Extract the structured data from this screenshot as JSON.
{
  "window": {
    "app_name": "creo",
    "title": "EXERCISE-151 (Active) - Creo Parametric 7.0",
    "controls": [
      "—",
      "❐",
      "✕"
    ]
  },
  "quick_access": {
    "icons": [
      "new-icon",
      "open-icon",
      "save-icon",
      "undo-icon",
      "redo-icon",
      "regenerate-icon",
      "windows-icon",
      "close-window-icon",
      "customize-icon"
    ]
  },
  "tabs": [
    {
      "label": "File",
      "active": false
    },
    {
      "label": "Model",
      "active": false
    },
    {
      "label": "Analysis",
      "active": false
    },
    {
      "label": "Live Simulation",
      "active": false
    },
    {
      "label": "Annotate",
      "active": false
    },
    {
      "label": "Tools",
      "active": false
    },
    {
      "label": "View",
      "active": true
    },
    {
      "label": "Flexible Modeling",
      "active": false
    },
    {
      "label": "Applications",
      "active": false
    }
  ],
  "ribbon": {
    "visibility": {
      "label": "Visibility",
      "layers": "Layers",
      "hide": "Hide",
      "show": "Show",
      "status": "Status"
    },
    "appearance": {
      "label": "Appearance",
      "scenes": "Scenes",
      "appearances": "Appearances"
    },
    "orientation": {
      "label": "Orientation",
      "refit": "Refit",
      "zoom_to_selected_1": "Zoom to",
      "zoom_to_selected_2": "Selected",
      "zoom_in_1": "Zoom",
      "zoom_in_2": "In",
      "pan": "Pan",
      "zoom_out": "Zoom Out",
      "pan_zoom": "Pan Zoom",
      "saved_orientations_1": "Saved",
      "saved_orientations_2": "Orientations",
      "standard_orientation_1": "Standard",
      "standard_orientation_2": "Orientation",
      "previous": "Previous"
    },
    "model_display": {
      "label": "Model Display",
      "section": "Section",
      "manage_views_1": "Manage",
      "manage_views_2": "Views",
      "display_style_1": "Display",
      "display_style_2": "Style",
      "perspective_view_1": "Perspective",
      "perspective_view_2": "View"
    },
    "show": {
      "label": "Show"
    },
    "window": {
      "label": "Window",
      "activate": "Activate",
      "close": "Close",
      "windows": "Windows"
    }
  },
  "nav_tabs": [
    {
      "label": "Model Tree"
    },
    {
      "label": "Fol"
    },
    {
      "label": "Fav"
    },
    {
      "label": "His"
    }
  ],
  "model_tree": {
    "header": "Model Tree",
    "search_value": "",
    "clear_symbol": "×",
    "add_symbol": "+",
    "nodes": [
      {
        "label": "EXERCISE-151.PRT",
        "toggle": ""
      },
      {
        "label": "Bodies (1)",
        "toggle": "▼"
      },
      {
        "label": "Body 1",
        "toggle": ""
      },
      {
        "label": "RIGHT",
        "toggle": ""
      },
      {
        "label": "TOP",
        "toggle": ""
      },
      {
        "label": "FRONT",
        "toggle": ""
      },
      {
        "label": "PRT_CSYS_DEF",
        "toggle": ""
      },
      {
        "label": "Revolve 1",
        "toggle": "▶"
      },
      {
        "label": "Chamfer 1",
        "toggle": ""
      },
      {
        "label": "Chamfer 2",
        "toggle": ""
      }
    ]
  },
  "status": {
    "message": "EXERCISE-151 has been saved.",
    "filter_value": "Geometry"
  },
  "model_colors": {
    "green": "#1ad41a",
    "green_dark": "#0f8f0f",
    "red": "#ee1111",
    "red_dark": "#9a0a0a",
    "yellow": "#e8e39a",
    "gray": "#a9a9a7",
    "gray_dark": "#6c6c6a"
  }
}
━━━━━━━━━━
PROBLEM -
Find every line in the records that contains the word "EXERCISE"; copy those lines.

RESULT -
    "title": "EXERCISE-151 (Active) - Creo Parametric 7.0",
        "label": "EXERCISE-151.PRT",
    "message": "EXERCISE-151 has been saved.",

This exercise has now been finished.